Columbus, Ky. Dec the 28, 1862
Dear Wife, it is with pleasure that i take my pen in hand to let you
know i am well at presant and hope you the same all only i have the
mumps but not bad at all. we are in Bebalelom(?) of the South. we are
in a fort called fort Hallach. the 33 is here now also the 35th and the
111 Ill also some of the Regulars. there is about 2000 men here now and
i dont know but more. it is so warm here that we go in our shirt sleeves
the most of the time. preston Reed and Carl Gaston was here today and
they are well. We expect to fight here before long. we are 20 miles
from Cario Ill. i like this state so far. We have some great sites down
this way. i will tell you Cannon balls that i cant lift,
they are so big. Brig. Gen Fish is in command here now the boys is all
well now but one. tell William and Elisia to rite to me and you to. i
am a going to write to your father this afternoon. give my best
respects to all and write soon.
John A Loveless
ps Direct your letters to John A Loveless
Care of Capt Jenkins
via Cario Ill
Fort Halleck (Hallack as John spelled it) is located along the Mississippi River 26 miles south of Cairo, Illinois. You can see the google maps of the location at this link. In September of 1861, Gen. Ulysses S. Grant obtained Cairo, Ill and Paducah KY. When Grant tried to take the advantageous location of Columbus KY and Belmont, Missouri (on the other side of the Mississippi) he discovered that Confederate General Polk had already claimed the location in the summer of 1861 and named it Fort DeRussy. The Confederates fortified and armed this fort extensively and it became the most extensively fortified location in the United States at that time. During the summer of 1861, there were 19,000 men and 160 siege guns at the fort. After learning that Polk intended to bring more soldiers to the fort, Grant developed a plan during the spring of 1862. By March, 1862 Union forces occupied the fort and renamed it Fort Halleck. The location and fort were turned into a state park for Kentucky, the Columbus-Belmont State Park, in the summer of 1931. Many more details of the fort can be found on that site.

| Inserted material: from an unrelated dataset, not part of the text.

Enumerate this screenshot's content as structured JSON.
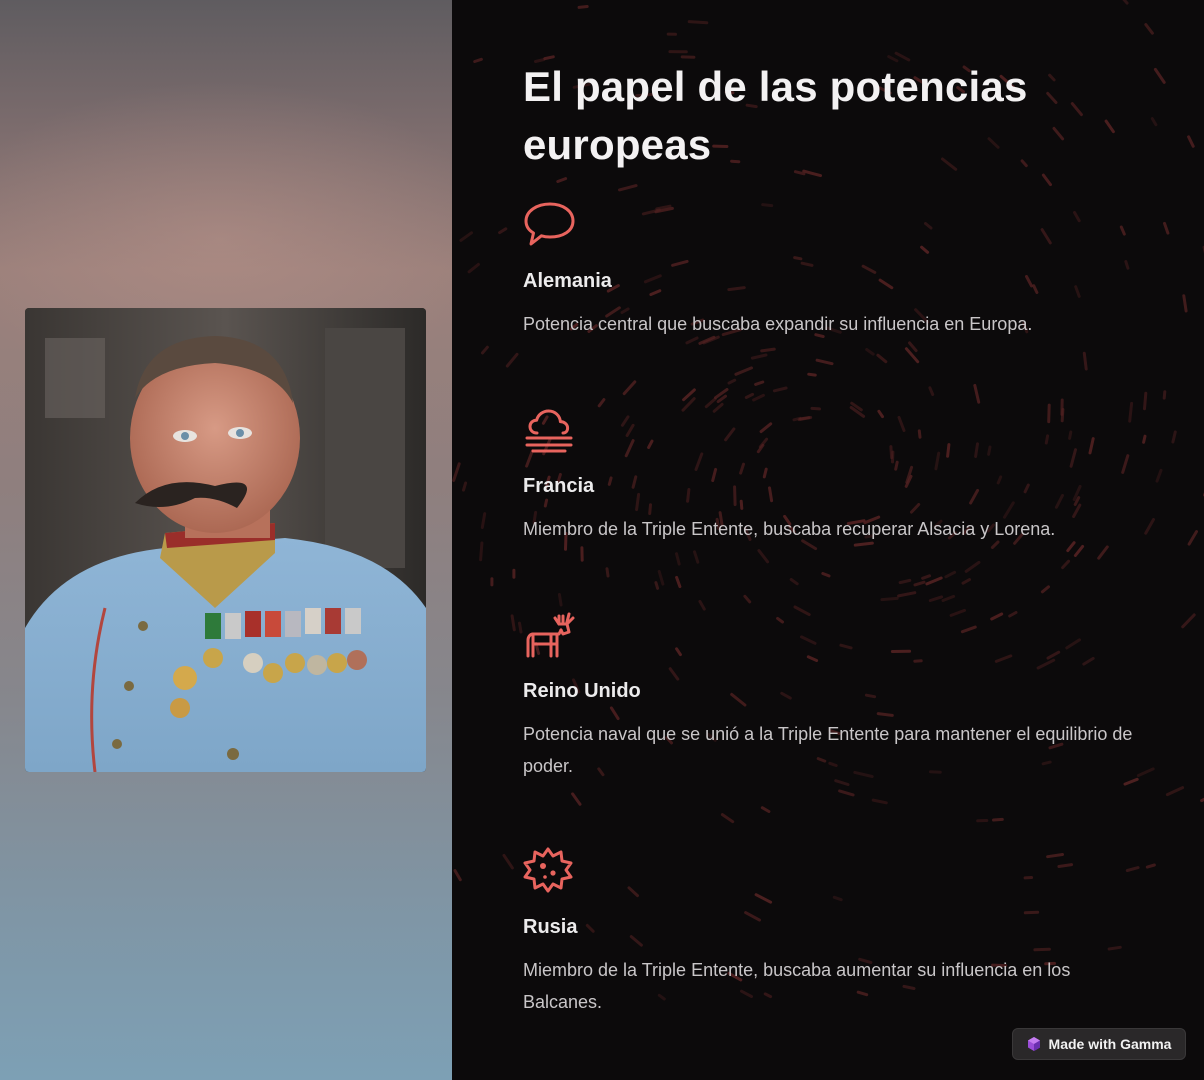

Brig. General Fisk (not Fish as in the letter) was in charge of the 33rd Missouri Infantry for the Union. (His picture is at the top of this post.) He was an abolitionist, leader in the temperance movement, and businessman who came west from New York to Michigan as part of the westward migration of the 1800’s. After the war, he also went on to open the first free schools for both black and white children in the southern US by working through the Bureau of Refugees, Freedmen and Abandoned Lands after being appointed assistant commissioner of the Freedmen’s Bureau for Kentucky and Tennessee. Fisk University, created in 1866, is a historically black college named in honor of General Fisk, who donated the Union Army barracks in Nashville, TN where classes were first held. He then went on to run for President of the United States for the Prohibition Party in 1888 – he came in third.